Employers often associate a lack of integrity with counterproductive workplace behaviors, including theft and workplace violence. As a result, employers may be tempted to subject employees and applicants to so-called integrity tests. According to the U.S. Office of Personnel Management, “integrity testing” is a “specific type of personality test designed to assess an applicant’s tendency to be honest, trustworthy, and dependable.”
Problems can arise when an employer includes questions on an integrity test that may require an applicant to reveal personal information regarding his or her protected class or regarding an actual or perceived medical impairment. In those instances, the employer could be violating federal antidiscrimination laws by mandating such a test.
Recently, the U.S. Equal Employment Opportunity Commission (EEOC) was asked by a companythat “conducts integrity testing of employment applicants for third parties” to comment on the lawfulness of specific questions included in an integrity test. The test at issue asked applicants: (1) to describe their current use of methamphetamines; (2) to describe their current use of illegal, non-prescription drugs while at work; and (3) whether they would “take things from their employer without permission to get even [with the employer] if they felt that the employer (either the company or their boss) was treating them unfairly.” The EEOC issued an informal discussion letter in response to the inquiry.
Upon review, the EEOC first opined that because the test questions “do not ask applicants to disclose their arrest or conviction history,” they do not implicate liability under Title VII of the Civil Rights Act of 1964 related to discriminatory use of criminal history information.

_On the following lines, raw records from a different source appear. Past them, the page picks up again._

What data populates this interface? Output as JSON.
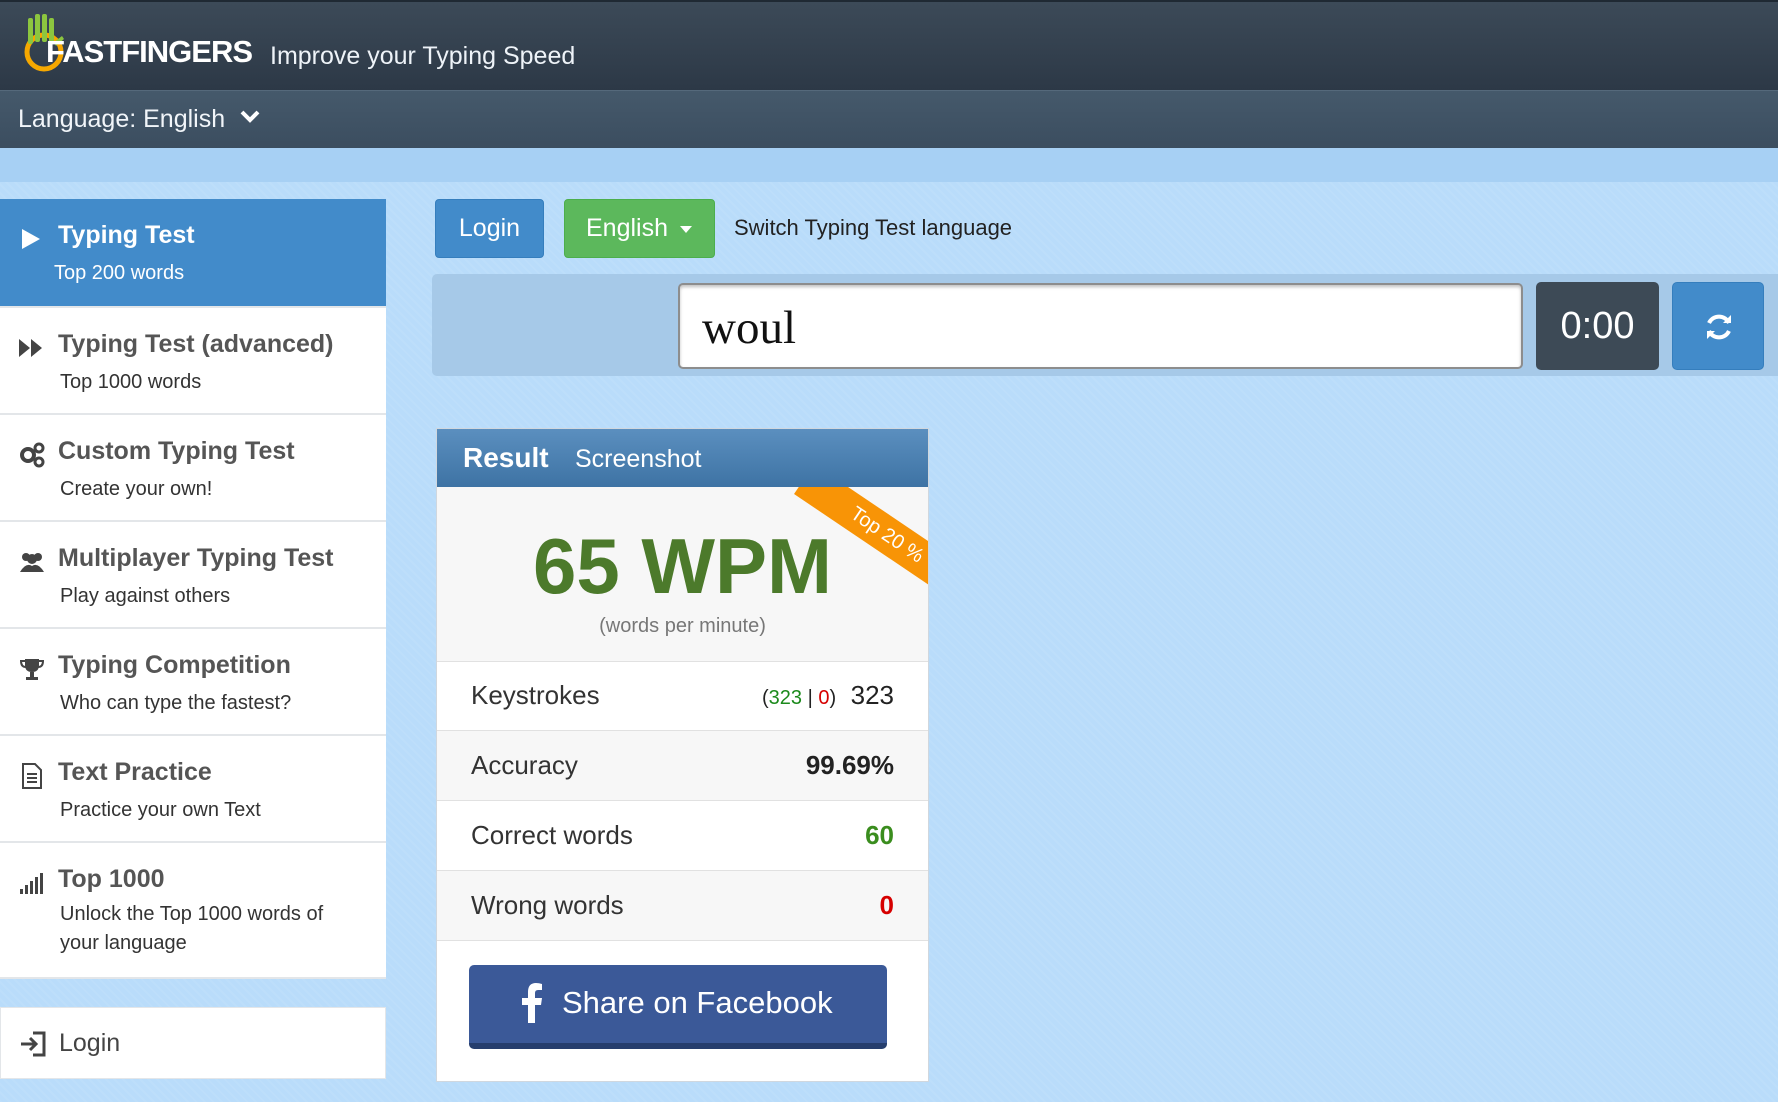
{
  "header": {
    "logo_brand": "FASTFINGERS",
    "tagline": "Improve your Typing Speed",
    "language_selector": "Language: English"
  },
  "sidebar": {
    "items": [
      {
        "title": "Typing Test",
        "sub": "Top 200 words",
        "icon": "play-icon",
        "active": true
      },
      {
        "title": "Typing Test (advanced)",
        "sub": "Top 1000 words",
        "icon": "fast-forward-icon"
      },
      {
        "title": "Custom Typing Test",
        "sub": "Create your own!",
        "icon": "gears-icon"
      },
      {
        "title": "Multiplayer Typing Test",
        "sub": "Play against others",
        "icon": "users-icon"
      },
      {
        "title": "Typing Competition",
        "sub": "Who can type the fastest?",
        "icon": "trophy-icon"
      },
      {
        "title": "Text Practice",
        "sub": "Practice your own Text",
        "icon": "document-icon"
      },
      {
        "title": "Top 1000",
        "sub": "Unlock the Top 1000 words of your language",
        "icon": "signal-bars-icon"
      }
    ],
    "login": "Login"
  },
  "controls": {
    "login_button": "Login",
    "language_button": "English",
    "switch_label": "Switch Typing Test language",
    "input_value": "woul",
    "timer": "0:00"
  },
  "result": {
    "title": "Result",
    "screenshot_tab": "Screenshot",
    "wpm": "65 WPM",
    "wpm_sub": "(words per minute)",
    "ribbon": "Top 20 %",
    "keystrokes": {
      "label": "Keystrokes",
      "correct": "323",
      "wrong": "0",
      "total": "323"
    },
    "accuracy": {
      "label": "Accuracy",
      "value": "99.69%"
    },
    "correct_words": {
      "label": "Correct words",
      "value": "60"
    },
    "wrong_words": {
      "label": "Wrong words",
      "value": "0"
    },
    "share": "Share on Facebook"
  },
  "colors": {
    "primary": "#428bca",
    "success": "#5cb85c",
    "wpm_green": "#4c7a2b",
    "ribbon_orange": "#f89406",
    "facebook": "#3b5998"
  }
}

Title VII does not prohibit employers from asking applicants about current illegal drug use or the illegal use of non-prescription drugs at work. Nor does it preclude an employer from asking an applicant hypothetical questions about how the applicant might react in situations that may involve illegal activity.
However, the EEOC was careful to point out that an employer still may violate Title VII if the evidence indicates that an integrity test was “designed, intended, or used” to discriminate against certain applicants because of protected characteristics. Further, such a test can violate Title VII if the results are adjusted or altered to screen out certain applicants in protected categories.

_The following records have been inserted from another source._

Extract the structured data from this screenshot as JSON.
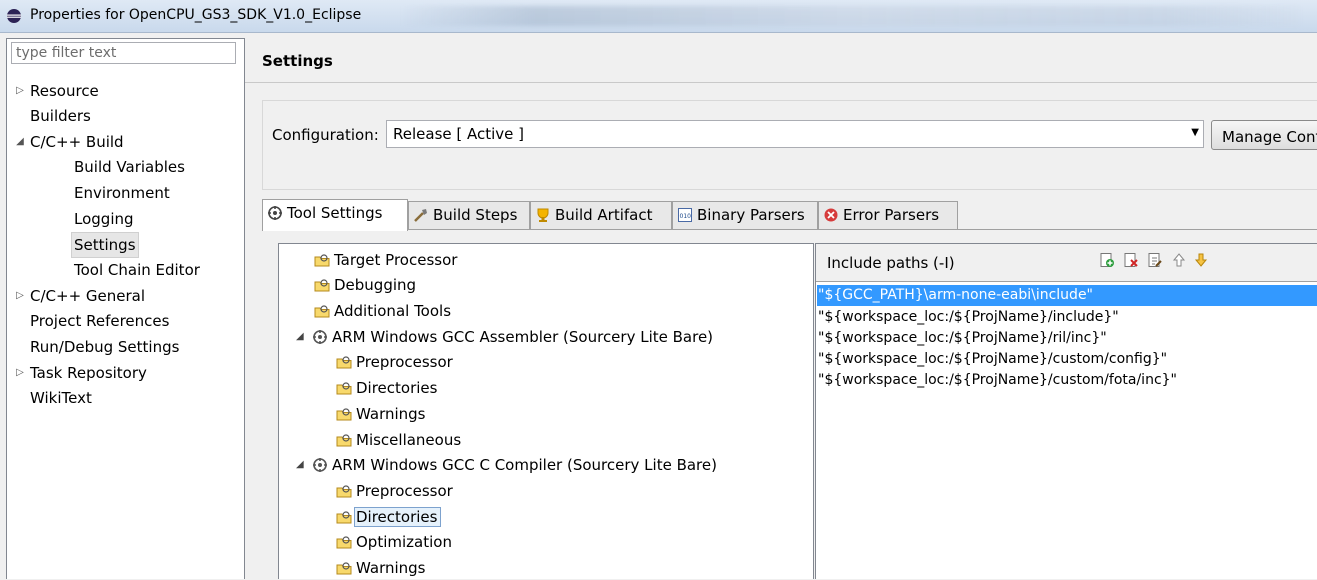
{
  "window": {
    "title": "Properties for OpenCPU_GS3_SDK_V1.0_Eclipse"
  },
  "filter": {
    "placeholder": "type filter text"
  },
  "nav": [
    {
      "label": "Resource",
      "arrow": "▷"
    },
    {
      "label": "Builders",
      "arrow": ""
    },
    {
      "label": "C/C++ Build",
      "arrow": "◢"
    },
    {
      "label": "Build Variables",
      "arrow": ""
    },
    {
      "label": "Environment",
      "arrow": ""
    },
    {
      "label": "Logging",
      "arrow": ""
    },
    {
      "label": "Settings",
      "arrow": "",
      "selected": true
    },
    {
      "label": "Tool Chain Editor",
      "arrow": ""
    },
    {
      "label": "C/C++ General",
      "arrow": "▷"
    },
    {
      "label": "Project References",
      "arrow": ""
    },
    {
      "label": "Run/Debug Settings",
      "arrow": ""
    },
    {
      "label": "Task Repository",
      "arrow": "▷"
    },
    {
      "label": "WikiText",
      "arrow": ""
    }
  ],
  "page": {
    "title": "Settings"
  },
  "config": {
    "label": "Configuration:",
    "value": "Release  [ Active ]",
    "manage_label": "Manage Configurations..."
  },
  "tabs": [
    {
      "label": "Tool Settings",
      "icon": "tool-settings-icon"
    },
    {
      "label": "Build Steps",
      "icon": "build-steps-icon"
    },
    {
      "label": "Build Artifact",
      "icon": "build-artifact-icon"
    },
    {
      "label": "Binary Parsers",
      "icon": "binary-parsers-icon"
    },
    {
      "label": "Error Parsers",
      "icon": "error-parsers-icon"
    }
  ],
  "tool_tree": [
    {
      "label": "Target Processor",
      "type": "option"
    },
    {
      "label": "Debugging",
      "type": "option"
    },
    {
      "label": "Additional Tools",
      "type": "option"
    },
    {
      "label": "ARM Windows GCC Assembler (Sourcery Lite Bare)",
      "type": "tool",
      "arrow": "◢"
    },
    {
      "label": "Preprocessor",
      "type": "option"
    },
    {
      "label": "Directories",
      "type": "option"
    },
    {
      "label": "Warnings",
      "type": "option"
    },
    {
      "label": "Miscellaneous",
      "type": "option"
    },
    {
      "label": "ARM Windows GCC C Compiler (Sourcery Lite Bare)",
      "type": "tool",
      "arrow": "◢"
    },
    {
      "label": "Preprocessor",
      "type": "option"
    },
    {
      "label": "Directories",
      "type": "option",
      "selected": true
    },
    {
      "label": "Optimization",
      "type": "option"
    },
    {
      "label": "Warnings",
      "type": "option"
    }
  ],
  "include_paths": {
    "label": "Include paths (-I)",
    "toolbar": [
      "add-path-icon",
      "delete-path-icon",
      "edit-path-icon",
      "move-up-icon",
      "move-down-icon"
    ],
    "items": [
      "\"${GCC_PATH}\\arm-none-eabi\\include\"",
      "\"${workspace_loc:/${ProjName}/include}\"",
      "\"${workspace_loc:/${ProjName}/ril/inc}\"",
      "\"${workspace_loc:/${ProjName}/custom/config}\"",
      "\"${workspace_loc:/${ProjName}/custom/fota/inc}\""
    ],
    "selected_index": 0
  },
  "colors": {
    "selection": "#3399ff",
    "tree_selection": "#e5f1fb"
  }
}
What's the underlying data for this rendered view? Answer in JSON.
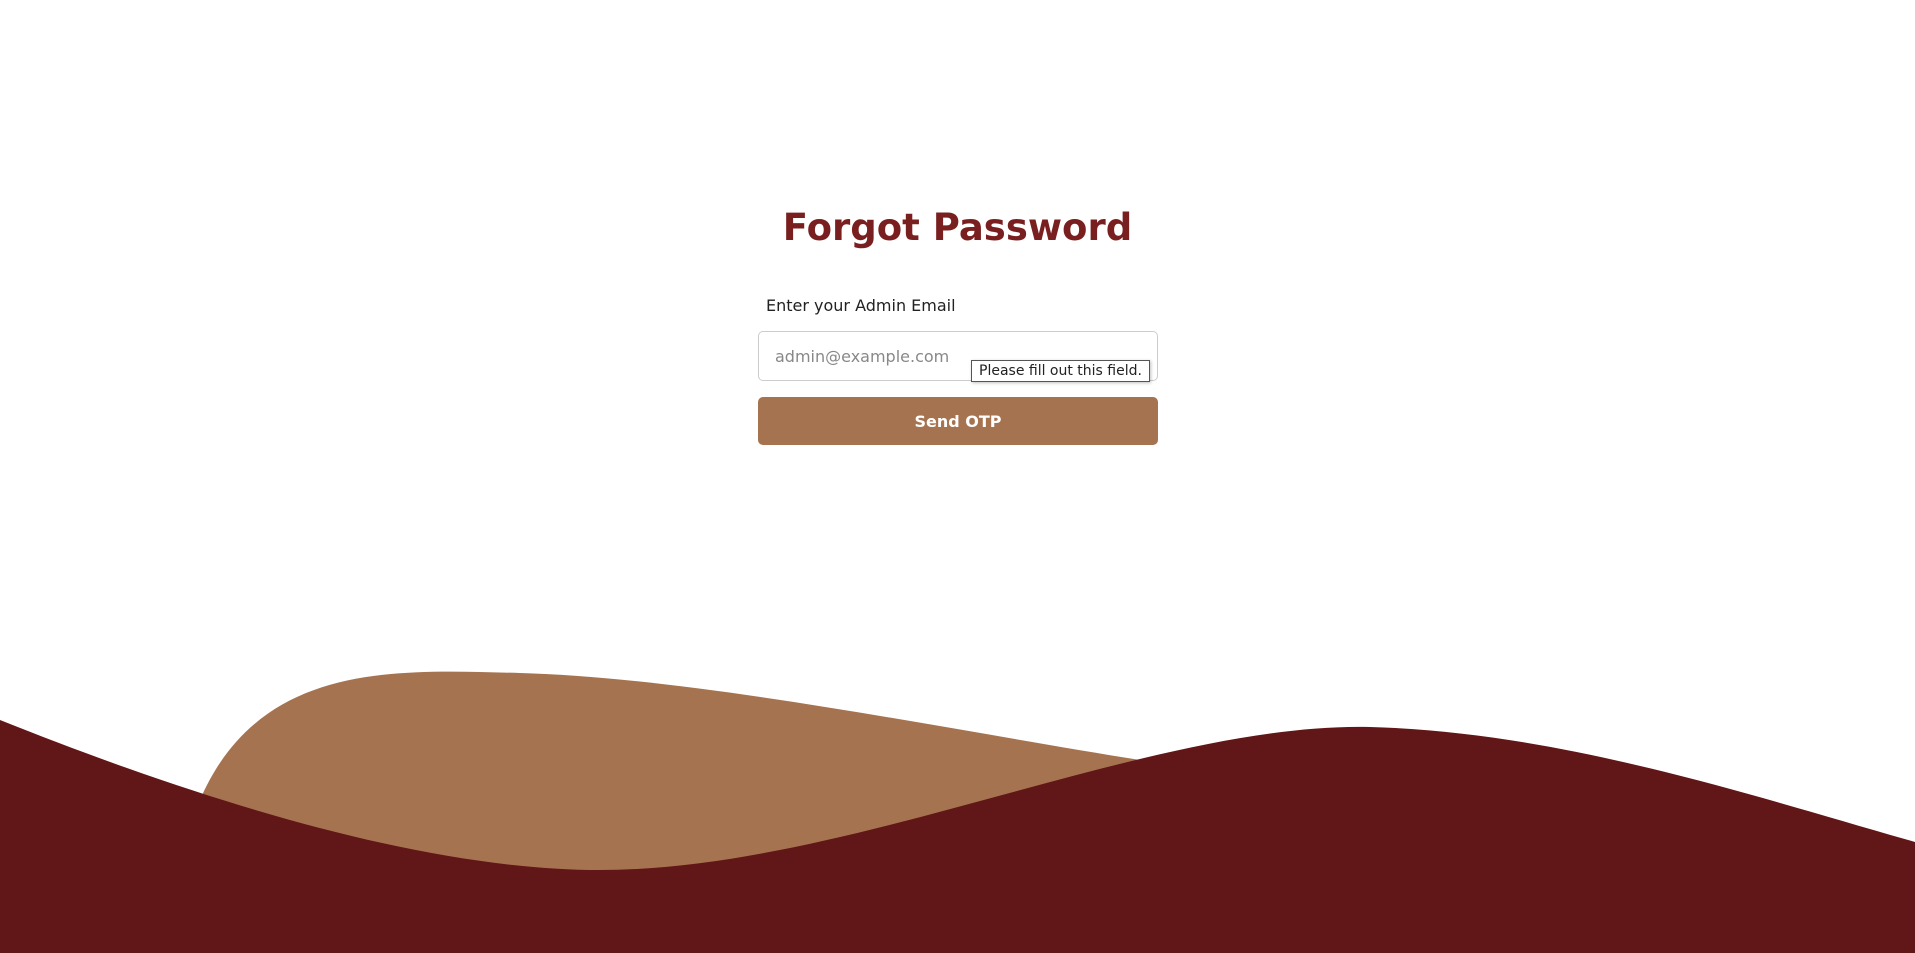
{
  "page": {
    "title": "Forgot Password"
  },
  "form": {
    "email_label": "Enter your Admin Email",
    "email_value": "",
    "email_placeholder": "admin@example.com",
    "validation_tooltip": "Please fill out this field.",
    "submit_label": "Send OTP"
  },
  "colors": {
    "title": "#7a1f1f",
    "button": "#a67350",
    "wave_back": "#a67350",
    "wave_front": "#611618"
  }
}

The EEOC then indicated that the subject integrity test also would not violate the Americans with Disabilities Act (ADA). While pre-employment tests may not ask disability-related questions or questions that are likely to elicit information about a disability, the ADA does not protect individuals who currently are using drugs illegally. Therefore, an inquiry on that issue does not violate the statute. However, questions related to past drug addiction, use, or treatment, would, in fact, be viewed by the EEOC as violating the ADA’s prohibition on disability-related questions.

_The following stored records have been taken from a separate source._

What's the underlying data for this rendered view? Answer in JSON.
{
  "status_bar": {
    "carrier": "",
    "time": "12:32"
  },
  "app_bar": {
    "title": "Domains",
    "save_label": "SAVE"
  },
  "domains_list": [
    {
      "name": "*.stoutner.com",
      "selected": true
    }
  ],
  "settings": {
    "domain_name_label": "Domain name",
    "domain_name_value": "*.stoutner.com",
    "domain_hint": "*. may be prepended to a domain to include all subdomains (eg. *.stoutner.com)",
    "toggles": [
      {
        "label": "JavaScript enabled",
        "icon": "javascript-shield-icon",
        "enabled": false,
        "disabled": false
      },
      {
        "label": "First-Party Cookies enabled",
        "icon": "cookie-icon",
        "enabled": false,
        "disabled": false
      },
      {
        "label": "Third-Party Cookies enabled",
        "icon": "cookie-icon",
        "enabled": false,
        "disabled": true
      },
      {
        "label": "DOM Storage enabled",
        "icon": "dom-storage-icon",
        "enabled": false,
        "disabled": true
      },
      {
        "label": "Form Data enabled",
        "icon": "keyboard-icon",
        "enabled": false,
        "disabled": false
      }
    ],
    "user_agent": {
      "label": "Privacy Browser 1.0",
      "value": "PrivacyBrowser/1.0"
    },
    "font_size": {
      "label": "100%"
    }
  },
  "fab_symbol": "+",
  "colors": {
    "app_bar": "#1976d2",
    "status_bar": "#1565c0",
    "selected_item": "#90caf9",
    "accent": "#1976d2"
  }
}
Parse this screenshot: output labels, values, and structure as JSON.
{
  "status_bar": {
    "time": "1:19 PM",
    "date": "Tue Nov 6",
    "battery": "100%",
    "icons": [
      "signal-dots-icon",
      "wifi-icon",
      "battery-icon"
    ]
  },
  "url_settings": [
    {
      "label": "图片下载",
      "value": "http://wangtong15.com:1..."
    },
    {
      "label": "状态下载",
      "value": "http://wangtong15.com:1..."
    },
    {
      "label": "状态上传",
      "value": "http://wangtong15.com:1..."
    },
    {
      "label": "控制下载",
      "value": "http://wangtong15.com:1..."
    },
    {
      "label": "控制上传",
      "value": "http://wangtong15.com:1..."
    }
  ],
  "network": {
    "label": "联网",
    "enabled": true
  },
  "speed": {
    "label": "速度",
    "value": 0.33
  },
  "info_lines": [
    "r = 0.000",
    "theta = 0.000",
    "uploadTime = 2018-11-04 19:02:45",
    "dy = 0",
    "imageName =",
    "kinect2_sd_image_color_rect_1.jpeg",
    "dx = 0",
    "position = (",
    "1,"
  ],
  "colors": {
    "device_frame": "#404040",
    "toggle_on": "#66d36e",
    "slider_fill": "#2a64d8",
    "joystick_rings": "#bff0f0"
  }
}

While an informal discussion letter from the EEOC does not constitute an official opinion, it indicates the position of the EEOC on a specific set of circumstances. Because the letter also sets forth certain circumstances in which the EEOC would hold differently, it is an important roadmap for employers that are inclined to use integrity testing in their application process.